The 2018 legislative session is well underway. This is the “short session” of the Legislature, which means the pace is fast as lawmakers attempt to adjourn by the end of April. It is also an election year for every House and Senate seat, and it is Governor Paul LePage’s final year in office, adding an extra layer of partisanship and drama to the mix.
NRCM staff members are tracking more than 40 bills this year, with top attention focused on six bills that comprise the common agenda of the Environmental Priorities Coalition (EPC), a group of 34 organizations that come together each year around a set of priority bills. With our EPC partners, we announced our agenda in mid-January at a briefing and news conference at the State House.
One of our top priorities this year, as in the past two years, is to pass a solar energy bill. This year’s legislation would block the worst provision of an anti-solar rule adopted by Maine’s Public Utilities Commission (PUC). The PUC is poised to impose a radical and unfair new fee on solar customers, charging them for power they generate and use on site—electricity that never touches the electrical grid. The bill also would help spur larger community solar projects, allowing up to 50 people per project to participate.
We also strongly support passage of a $50 million clean water bond proposed by Maine’s Department of Environmental Protection (DEP). Maine has made significant progress over the past 20 years in treating and cleaning up wastewater before it flows into our rivers and coastal waters, but we still have a long way to go. This bond would improve water quality in Maine waters and leverage $71 million in additional funds. Right now there is a $1 billion funding backlog for water infrastructure, which affects 120 Maine towns.
Working closely with legislators, we are aiming to pass a bill focused on reducing food waste in Maine. Carried over from last year, the pending bill likely will be amended to focus primarily on state agencies and to reduce the estimated 75,000 pounds of food waste produced each year in Maine schools.
As in prior years, NRCM staff members are devoting considerable attention to the task of defeating “rollbacks”—bills that would move Maine in the wrong direction on the environment and clean energy. Since January 2011, when Governor LePage entered office, with your help, NRCM has helped defeat more than 100 rollback bills.
This year, the governor supports a bill that would tax owners of electric and hybrid vehicles, penalizing them for reducing their dependence on fossil fuels, and thus reducing gas tax payments. Hence, the new tax. We will work to defeat that bill and other proposed rollbacks, including bills to block upstream passage of alewives, weaken Maine’s Bottle Bill, subsidize old and inefficient biomass plants, and weaken Maine’s renewable energy portfolio standard.
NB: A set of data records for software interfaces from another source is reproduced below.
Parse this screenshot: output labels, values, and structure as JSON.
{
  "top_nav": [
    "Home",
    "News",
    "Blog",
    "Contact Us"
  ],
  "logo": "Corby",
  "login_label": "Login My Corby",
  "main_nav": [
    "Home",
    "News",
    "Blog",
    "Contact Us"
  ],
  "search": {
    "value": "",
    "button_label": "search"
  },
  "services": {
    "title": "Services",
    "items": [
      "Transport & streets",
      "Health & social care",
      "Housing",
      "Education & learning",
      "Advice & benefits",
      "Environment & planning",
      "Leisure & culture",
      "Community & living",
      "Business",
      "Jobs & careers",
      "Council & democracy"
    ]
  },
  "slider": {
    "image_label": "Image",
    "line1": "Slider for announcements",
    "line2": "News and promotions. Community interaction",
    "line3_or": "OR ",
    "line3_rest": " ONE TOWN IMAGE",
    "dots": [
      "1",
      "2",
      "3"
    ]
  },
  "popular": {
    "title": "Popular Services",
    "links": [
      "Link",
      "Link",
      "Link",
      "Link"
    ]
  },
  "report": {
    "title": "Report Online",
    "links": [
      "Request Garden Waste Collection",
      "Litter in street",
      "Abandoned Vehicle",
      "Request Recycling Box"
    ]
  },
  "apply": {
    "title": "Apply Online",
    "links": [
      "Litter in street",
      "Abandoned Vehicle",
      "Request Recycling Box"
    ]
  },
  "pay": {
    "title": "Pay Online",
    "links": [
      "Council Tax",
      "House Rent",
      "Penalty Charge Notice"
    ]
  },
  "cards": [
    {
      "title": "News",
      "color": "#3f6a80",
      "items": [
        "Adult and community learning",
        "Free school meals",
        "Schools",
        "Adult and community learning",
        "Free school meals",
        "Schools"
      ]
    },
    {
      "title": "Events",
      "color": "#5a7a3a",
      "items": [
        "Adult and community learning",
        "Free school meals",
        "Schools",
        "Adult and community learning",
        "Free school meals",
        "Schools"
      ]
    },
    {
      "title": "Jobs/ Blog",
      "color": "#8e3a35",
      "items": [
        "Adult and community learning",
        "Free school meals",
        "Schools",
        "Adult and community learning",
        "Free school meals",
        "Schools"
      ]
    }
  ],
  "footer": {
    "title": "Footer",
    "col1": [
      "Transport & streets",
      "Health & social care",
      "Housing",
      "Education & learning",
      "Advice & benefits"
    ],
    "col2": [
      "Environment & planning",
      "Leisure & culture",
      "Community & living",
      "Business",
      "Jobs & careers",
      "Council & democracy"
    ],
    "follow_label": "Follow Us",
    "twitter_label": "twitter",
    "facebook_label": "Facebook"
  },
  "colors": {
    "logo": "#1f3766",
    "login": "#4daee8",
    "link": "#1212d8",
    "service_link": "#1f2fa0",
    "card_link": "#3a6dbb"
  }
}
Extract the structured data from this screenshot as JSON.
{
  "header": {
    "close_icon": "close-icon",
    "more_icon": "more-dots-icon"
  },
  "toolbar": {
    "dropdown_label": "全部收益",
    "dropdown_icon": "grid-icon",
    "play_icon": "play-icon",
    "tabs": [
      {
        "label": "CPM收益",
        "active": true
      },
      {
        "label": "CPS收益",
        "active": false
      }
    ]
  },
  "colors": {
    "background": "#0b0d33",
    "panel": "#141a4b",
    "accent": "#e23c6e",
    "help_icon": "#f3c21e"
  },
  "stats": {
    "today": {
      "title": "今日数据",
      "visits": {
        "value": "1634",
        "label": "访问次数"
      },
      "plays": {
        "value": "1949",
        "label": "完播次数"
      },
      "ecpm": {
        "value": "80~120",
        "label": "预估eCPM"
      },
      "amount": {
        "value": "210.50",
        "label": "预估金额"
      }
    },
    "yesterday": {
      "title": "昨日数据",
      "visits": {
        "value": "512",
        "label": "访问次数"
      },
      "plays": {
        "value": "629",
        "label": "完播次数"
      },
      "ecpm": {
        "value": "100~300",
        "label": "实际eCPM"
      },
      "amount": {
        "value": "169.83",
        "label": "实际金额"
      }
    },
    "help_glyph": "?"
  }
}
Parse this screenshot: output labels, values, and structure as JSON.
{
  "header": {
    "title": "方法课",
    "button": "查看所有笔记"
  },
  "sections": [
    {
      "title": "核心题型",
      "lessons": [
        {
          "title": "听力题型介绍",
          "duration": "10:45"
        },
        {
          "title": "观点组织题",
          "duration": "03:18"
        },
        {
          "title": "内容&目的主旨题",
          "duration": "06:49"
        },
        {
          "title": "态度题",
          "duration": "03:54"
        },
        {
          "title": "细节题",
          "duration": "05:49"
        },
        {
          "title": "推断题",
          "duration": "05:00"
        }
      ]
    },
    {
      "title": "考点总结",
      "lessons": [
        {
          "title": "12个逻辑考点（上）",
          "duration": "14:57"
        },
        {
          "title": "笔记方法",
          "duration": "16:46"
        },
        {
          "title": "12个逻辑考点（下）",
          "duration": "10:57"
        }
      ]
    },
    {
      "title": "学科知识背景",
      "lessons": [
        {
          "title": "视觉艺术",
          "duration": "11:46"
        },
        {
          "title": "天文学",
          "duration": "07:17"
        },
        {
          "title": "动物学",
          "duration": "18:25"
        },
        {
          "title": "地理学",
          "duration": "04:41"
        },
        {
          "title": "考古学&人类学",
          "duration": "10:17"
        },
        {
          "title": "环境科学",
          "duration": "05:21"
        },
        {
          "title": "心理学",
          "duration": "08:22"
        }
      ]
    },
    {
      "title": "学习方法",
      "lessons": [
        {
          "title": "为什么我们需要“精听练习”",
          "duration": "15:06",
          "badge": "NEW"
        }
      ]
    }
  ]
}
We greatly appreciate your help with establishing state policies that protect our environment. We couldn’t do our work without you. If you are interested in becoming more involved than you’ve been in the past, please contact us. We are here to help. The back page of this publication describes some ways you can get involved. If you have not already done so, please join the NRCM Action Network at the Take Action Page on our website. As a member of the Action Network, you’ll receive updates about progress on legislative priorities, and learn when and how you can help make a difference. As always, please be sure to visit our website throughout the legislative session for further updates. Thank you again for all you do to help protect Maine’s environment!
—Pete Didisheim, NRCM Senior Director, Advocacy
Follow Our Priority Legislation
NRCM reviews every bill under consideration at the State House to determine which ones need our support and which we must oppose, based on their potential impact on Maine’s environment.
Our Bill Tracking webpage provides updates on the priority bills that we are following during the 2018 legislative session.
Originally published in our 2018 Legislative Priorities for Maine’s Environment newsletter. View full newsletter.